Originally posted by Anna Dudkowski’
Imagine you are a Rescuer. You are passionate about what you do. You help as many animals you can, and then some. You care and you are responsible. You work hard, try not to upset anyone, try to make a difference. You try to help. What you see gives you nightmares, but you still go back into the pens for the animals.
Imagine after years of staying silent when you see filthy pens, untreated animals and staff who stand over you, and you take it because you want to walk away with the next dog under your arm, or the next cat in a crate. You make mistakes and get threatened, and no apology will ever put you on an even footing again with the Shelter management. The hostility increases – and you realize that one false move – and the door will slam in your face – and the blame will be placed at your feet despite your very best efforts not to rock the boat.
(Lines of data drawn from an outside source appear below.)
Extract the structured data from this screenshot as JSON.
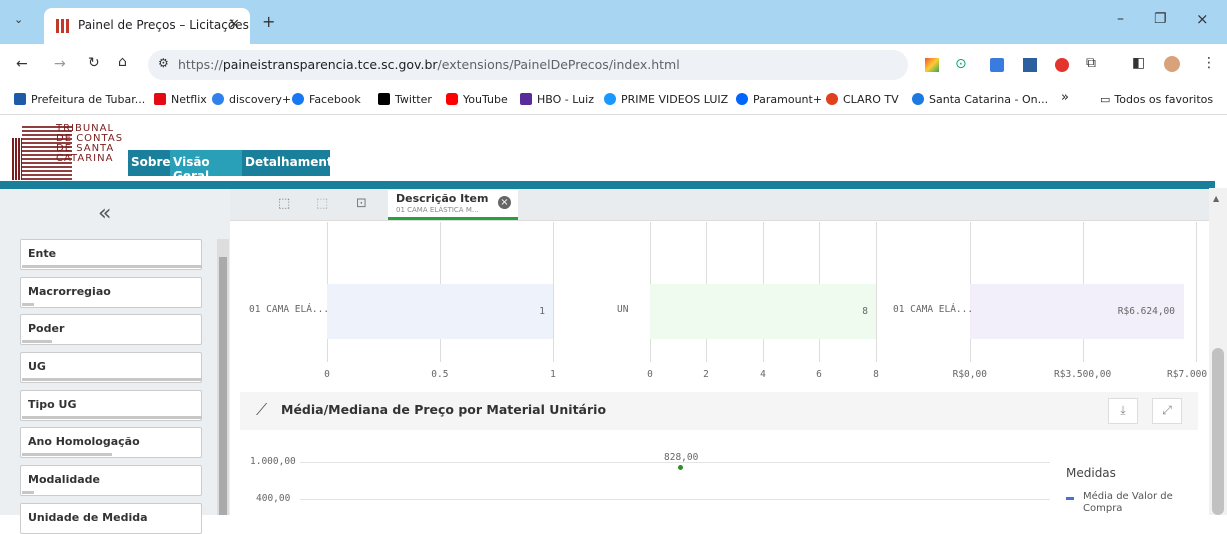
{
  "browser": {
    "tab_title": "Painel de Preços – Licitações",
    "url_prefix": "https://",
    "url_host": "paineistransparencia.tce.sc.gov.br",
    "url_path": "/extensions/PainelDePrecos/index.html",
    "bookmarks": [
      "Prefeitura de Tubar...",
      "Netflix",
      "discovery+",
      "Facebook",
      "Twitter",
      "YouTube",
      "HBO - Luiz",
      "PRIME VIDEOS LUIZ",
      "Paramount+",
      "CLARO TV",
      "Santa Catarina - On..."
    ],
    "bookmarks_more": "»",
    "all_bookmarks": "Todos os favoritos"
  },
  "logo": {
    "lines": [
      "TRIBUNAL",
      "DE CONTAS",
      "DE SANTA",
      "CATARINA"
    ]
  },
  "nav": {
    "tabs": [
      "Sobre",
      "Visão Geral",
      "Detalhamento"
    ],
    "colors": [
      "#1a7f9a",
      "#2a9fb8",
      "#1a7f9a"
    ]
  },
  "sidebar": {
    "collapse": "«",
    "filters": [
      "Ente",
      "Macrorregiao",
      "Poder",
      "UG",
      "Tipo UG",
      "Ano Homologação",
      "Modalidade",
      "Unidade de Medida"
    ]
  },
  "selection": {
    "title": "Descrição Item",
    "value": "01 CAMA ELÁSTICA M..."
  },
  "charts": {
    "quantity": {
      "label": "01 CAMA ELÁ...",
      "value": "1",
      "ticks": [
        "0",
        "0.5",
        "1"
      ],
      "fraction": 1.0,
      "color": "#eef2fb"
    },
    "unit": {
      "label": "UN",
      "value": "8",
      "ticks": [
        "0",
        "2",
        "4",
        "6",
        "8"
      ],
      "fraction": 1.0,
      "color": "#eefbee"
    },
    "price": {
      "label": "01 CAMA ELÁ...",
      "value": "R$6.624,00",
      "ticks": [
        "R$0,00",
        "R$3.500,00",
        "R$7.000,00"
      ],
      "fraction": 0.946,
      "color": "#f2effb"
    }
  },
  "line_chart": {
    "title": "Média/Mediana de Preço por Material Unitário",
    "yticks": [
      "1.000,00",
      "400,00"
    ],
    "point_label": "828,00",
    "legend_title": "Medidas",
    "legend_item": "Média de Valor de Compra",
    "point_color": "#2e8b2e"
  }
}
Imagine trying not to show your tears when you find out the dog you wanted to take has been killed, or is denied to you – and if you fight too hard for their life – you will again be shut out – and branded a troublemaker. You become a master of patience, understanding and outright subtefuge – just to keep the peace – and save the next dog waiting patiently for you. You are asked to tango, you do the two step and end up dancing with the devil. You loathe that you are made to feel like a poor relative – and must bow and scrape for every single scrap thrown your way, but do it anyway, dismissing it from your mind as a hollow victory when you eventually leave with the animal in the back of your car.
Imagine finding a shelter staffer who empathizes with you. You communicate through eye contact and silence, almost in code as they lead you to the animals they want you to help that no one else has told you about. How they have a look of bleak resignation on their face – and you know the next time you come they won’t be working there because they too have tried – and failed.
Imagine being accused of causing trouble, being difficult and to blame for someone else’s mistakes. Imagine being yelled at, abused via email or over the phone as you try and defend yourself – knowing that every word you say is a nail in your coffin – and eventually it comes. You are no longer welcome to save lives.
If you can imagine all of this – then you will be walking in the shoes of every Rescuer I know. Imagine if Rescuers were welcome. Valued. Well some Pounds and shelters do. They are the ones who will make a difference. The rest – worldwide stay covered in silence and suspicion. And you have to ask yourself every day you enter those places and say, “Do I speak out today, or do I look the other way?” Only a Rescuer will be able to answer that one.
( text borrowed from Rescued With Love )